ZeeZain Restaurant 6.5/10
VALUE FOR MONEY: 6/10
VENUE & ATMOSPHERE: 7/10
Note: No pork served on the menu. Alcohol is served here. Verbal assurance all meat is halal, however not sure as to the method of slaughter of meat used. We were invited to review this restaurant.
We were invited to review ZeeZain Restaurant following its opening just a few weeks prior, so after work one Thursday, ShakerFries and I undertook the trek to South Kensington. I say trek because anything outside the vicinity of East London always seems so far away! Anyway, I digress. We arrived to ZeeZain at 6.30pm exactly. The restaurant was empty bar one couple. The decor was simplistic yet sheek. We could tell that this Indian dining experience would be far removed from what we were used to in the depths of Whitechapel in the East End, which wasn’t necessarily a bad thing.
The waiters were incredibly warm and courteous, allowing us to select our seat, and immediately showed us the menu. After a quick glance, it all made sense and was exactly what we would expect to find on a menu at a normal Indian restaurant, as opposed to the whacky and weird combo’s that upmarket Indian eateries In Central London try to create. At least this way, we didn’t need to spend tons of time trying to de-cypher the dish names into their actual meaning.
To start, we ordered chilli garlic prawns and a mixed grill platter. The starters arrived promptly and the prawns were fresh and peppery, however, personally they could have done with a bit of a kick to spice them up, as it felt like it was more on the oriental side as opposed to Indian. The mix grill contained a couple of pieces of paneer tikka which was soft and mild in flavour, chicken tikka which was extremely tender and juicy, chops which were charcoaled with a smokey taste, but slightly overcooked. The platter also included some seek kebab which I enjoyed as it was aromatic and tender. Overall, the mix grill was nice, and certainly satisfied the craving – again personally, I would have liked the food to be a little spicier, with a bit more of a punch of flavour.
The mains is where Zee Zain really delivered on expectations. Having ordered some butter naan to go with the ‘lamb curry – Indian Railway Special’ – I finally found myself in heaven.

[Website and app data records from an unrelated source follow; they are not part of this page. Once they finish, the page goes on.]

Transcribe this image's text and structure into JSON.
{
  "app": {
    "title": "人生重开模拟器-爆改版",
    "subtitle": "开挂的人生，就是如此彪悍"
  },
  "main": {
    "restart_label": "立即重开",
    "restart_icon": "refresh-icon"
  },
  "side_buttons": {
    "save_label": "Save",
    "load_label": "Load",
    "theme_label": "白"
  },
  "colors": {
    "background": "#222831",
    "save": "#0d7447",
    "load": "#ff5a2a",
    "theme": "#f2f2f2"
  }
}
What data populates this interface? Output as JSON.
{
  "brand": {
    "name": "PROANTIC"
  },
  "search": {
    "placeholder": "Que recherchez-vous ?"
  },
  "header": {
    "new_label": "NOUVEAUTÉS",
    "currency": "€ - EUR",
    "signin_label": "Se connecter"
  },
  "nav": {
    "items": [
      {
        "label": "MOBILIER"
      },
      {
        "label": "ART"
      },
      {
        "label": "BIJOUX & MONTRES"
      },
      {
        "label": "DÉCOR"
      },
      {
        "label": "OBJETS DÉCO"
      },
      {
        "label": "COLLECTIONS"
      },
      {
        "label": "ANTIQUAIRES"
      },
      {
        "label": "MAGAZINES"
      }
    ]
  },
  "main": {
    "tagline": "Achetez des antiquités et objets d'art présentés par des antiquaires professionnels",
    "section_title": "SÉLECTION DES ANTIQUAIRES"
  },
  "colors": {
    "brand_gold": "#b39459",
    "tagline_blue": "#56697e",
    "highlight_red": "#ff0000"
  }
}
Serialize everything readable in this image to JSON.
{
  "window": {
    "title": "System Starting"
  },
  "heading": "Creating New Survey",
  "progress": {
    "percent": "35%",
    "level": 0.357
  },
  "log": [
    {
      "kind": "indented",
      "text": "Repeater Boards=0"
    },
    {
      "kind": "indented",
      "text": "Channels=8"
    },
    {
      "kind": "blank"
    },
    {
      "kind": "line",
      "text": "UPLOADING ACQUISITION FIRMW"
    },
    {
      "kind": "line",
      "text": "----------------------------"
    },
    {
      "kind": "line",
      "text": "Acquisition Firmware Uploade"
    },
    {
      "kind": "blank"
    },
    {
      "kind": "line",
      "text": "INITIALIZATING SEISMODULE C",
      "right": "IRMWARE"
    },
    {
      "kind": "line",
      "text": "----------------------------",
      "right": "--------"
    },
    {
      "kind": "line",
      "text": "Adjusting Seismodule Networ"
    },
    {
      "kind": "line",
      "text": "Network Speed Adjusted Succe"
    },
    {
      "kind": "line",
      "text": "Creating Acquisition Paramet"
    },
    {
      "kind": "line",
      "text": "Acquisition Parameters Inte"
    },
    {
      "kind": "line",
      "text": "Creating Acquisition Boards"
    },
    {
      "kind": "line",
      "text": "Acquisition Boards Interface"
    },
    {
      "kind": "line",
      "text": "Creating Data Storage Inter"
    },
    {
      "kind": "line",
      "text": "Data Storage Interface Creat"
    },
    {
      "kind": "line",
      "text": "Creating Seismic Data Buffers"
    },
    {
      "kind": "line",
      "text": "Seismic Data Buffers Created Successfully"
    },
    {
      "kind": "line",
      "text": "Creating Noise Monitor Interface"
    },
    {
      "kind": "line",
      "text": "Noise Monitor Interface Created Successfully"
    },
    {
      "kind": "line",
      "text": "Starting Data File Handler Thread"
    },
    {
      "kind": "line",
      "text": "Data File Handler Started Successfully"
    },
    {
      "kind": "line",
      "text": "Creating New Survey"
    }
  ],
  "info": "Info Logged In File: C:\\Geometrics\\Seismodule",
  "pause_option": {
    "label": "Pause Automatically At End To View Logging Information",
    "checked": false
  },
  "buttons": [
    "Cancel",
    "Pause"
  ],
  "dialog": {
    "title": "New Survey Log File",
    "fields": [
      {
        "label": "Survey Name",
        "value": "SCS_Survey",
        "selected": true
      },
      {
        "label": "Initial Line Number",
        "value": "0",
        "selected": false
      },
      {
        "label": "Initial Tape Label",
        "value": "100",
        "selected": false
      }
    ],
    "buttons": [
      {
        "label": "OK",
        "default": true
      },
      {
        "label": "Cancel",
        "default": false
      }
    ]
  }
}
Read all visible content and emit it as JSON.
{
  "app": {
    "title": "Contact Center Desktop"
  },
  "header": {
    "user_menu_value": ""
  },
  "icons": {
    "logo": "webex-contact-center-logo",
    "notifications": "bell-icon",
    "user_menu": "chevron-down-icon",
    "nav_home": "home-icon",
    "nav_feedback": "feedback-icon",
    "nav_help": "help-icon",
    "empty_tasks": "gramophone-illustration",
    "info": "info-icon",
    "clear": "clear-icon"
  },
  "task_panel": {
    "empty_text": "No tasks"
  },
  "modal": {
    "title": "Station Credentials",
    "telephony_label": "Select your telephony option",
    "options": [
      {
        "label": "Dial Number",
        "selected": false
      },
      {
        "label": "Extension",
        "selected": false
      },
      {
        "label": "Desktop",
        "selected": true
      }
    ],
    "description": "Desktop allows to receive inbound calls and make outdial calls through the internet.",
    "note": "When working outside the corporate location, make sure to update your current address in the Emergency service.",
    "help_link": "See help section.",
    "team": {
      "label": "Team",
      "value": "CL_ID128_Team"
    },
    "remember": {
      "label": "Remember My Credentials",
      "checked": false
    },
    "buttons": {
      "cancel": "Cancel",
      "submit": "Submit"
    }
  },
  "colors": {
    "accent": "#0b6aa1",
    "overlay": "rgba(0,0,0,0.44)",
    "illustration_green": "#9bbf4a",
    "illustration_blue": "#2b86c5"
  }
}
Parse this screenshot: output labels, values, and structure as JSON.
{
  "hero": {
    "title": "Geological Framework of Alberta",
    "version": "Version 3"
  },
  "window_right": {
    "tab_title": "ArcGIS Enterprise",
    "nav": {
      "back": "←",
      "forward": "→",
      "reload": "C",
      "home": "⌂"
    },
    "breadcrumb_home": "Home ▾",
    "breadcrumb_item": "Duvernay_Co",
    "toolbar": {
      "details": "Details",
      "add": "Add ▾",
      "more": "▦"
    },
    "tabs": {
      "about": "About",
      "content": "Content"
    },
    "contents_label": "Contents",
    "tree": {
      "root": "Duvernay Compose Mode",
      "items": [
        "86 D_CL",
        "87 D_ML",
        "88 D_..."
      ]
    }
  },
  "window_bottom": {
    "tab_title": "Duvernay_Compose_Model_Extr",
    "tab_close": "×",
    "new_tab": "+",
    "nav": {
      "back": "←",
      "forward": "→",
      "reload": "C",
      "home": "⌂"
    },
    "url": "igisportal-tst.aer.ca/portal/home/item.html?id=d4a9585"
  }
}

The curry was flavoursome, had the right level of spice, and had soft, tender lamb that we really enjoyed breaking into and mopping up with the soft but crunchy, hot naan; it really gave the authentic taste I look for in a curry dish and I savoured every mouthful, so much so that despite never really being able to finish dishes, this was completely gone. I would re-order this without any hesitation next time around. In addition, we went for the chicken biriyani. This was presented well and came with raita but again the spice level was such that raita wasn’t needed for us in a ‘put the fire out’ kind of capacity. Normally we always order biriyani with lamb rather than chicken but given the curry was lamb we felt obliged to try the chicken version. To be fair, the chicken was nice and tender, you could tell the meat all around was of a high quality, but overall it left me thinking that by applying the level of spice which was in the curry to all their other dishes, Zee Zain would certainly be onto a winner.
Finally, although we were full, we were presented with a sweetener at the end in the form of a mango kulfi which was nice and creamy, and which really rounded off the meal nicely.
As mentioned, we were invited to review the place, but looking at the menu prices, it isn’t too far away from what you would expect to pay in South Kensington, as the overall bill would have amounted to around £75 in total, which reflects the high end prices of the location. A chat with the waiter led me to find out that the chefs are Nepalese, that they hand grind all spices, and that all their dishes include fresh ingredients. I would say overall the service was incredibly warm and hospitable, and that the food was fragrant, although could do with more an injection of spice and flavour. Given that ZeeZain is newly opened, we appreciate that sometimes the finer details take time to iron out, and we are confident that with time these flavours will start to be perfected. Nonetheless, I certainly would consider this as an option to dine in, although the likelihood is I would stick mainly to chicken tikka to start, the curry and naan. This would be sufficient to satisfy hunger and leave you feeling content in a way only Indian food can. You know a curry is decent when whilst writing about it, you have the urge to eat it again.